If you or someone you know has had a stroke, you’ll understand the impact it can have on daily life, from mobility problems and communication difficulties to emotional changes. You’re not alone. Come along to your local stroke group and meet others who’ve been affected by stroke.
Researchers at University College London say that stroke care needs to be centralised in large specialist units in a radical shake-up of hospitals.
Our Distance Learning Level 2 award in Stroke Awareness is aimed at you if you work with stroke survivors or those at risk of stroke in a care setting.
The Stroke Association's response to the latest National Clinical Guideline for Stroke (2016) produced by the Intercollegiate Stroke Working Party of the Royal College of Physicians of London.

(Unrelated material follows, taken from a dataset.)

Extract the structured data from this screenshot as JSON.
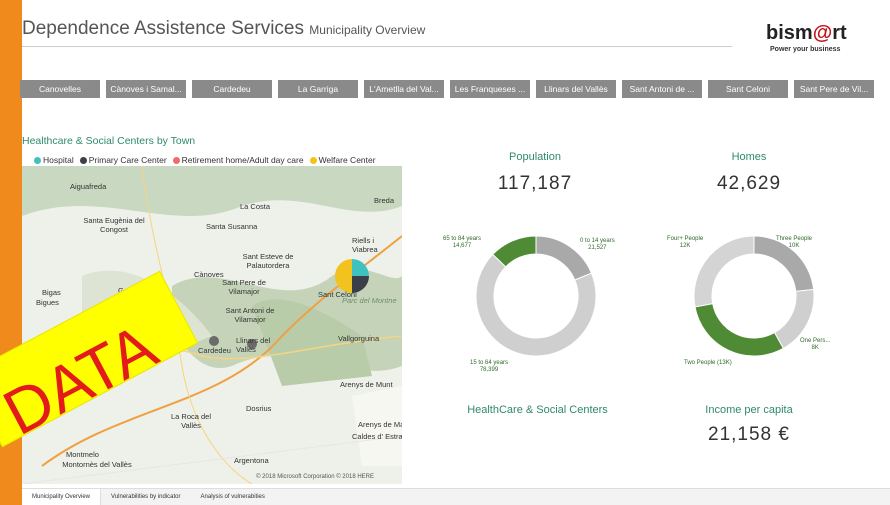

Learn about what you can expect if you are taken to hospital with a suspected stroke, including what tests you should receive and what treatments may be available.
What can you expect when you start your recovery in hospital? This section covers the move from acute care to rehabilitation in hospitals, introduces the multi-disciplinary team of stroke that will help with your recovery, and provide information on starting rehabilitation therapy. It also looks at the question of whether you will fully recover from your stroke.
Winter is full of festive treats. But what we eat and drink has a big impact on our risk of stroke and secondary stroke. In your winter Stroke News we demystify the advice - from what five-a-day looks like to getting to grips with alcohol units and understanding food labels so we can make healthier choices while really enjoying ourselves this winter.
The group offers social support and a variety of activities such as speakers, outings, meals, games and quizzes. You can also join in with activities at the nearby Daycare Unit.
An ischaemic stroke happens when a blood clot, or other blockage, cuts off the blood supply to your brain. This is the most common type of stroke.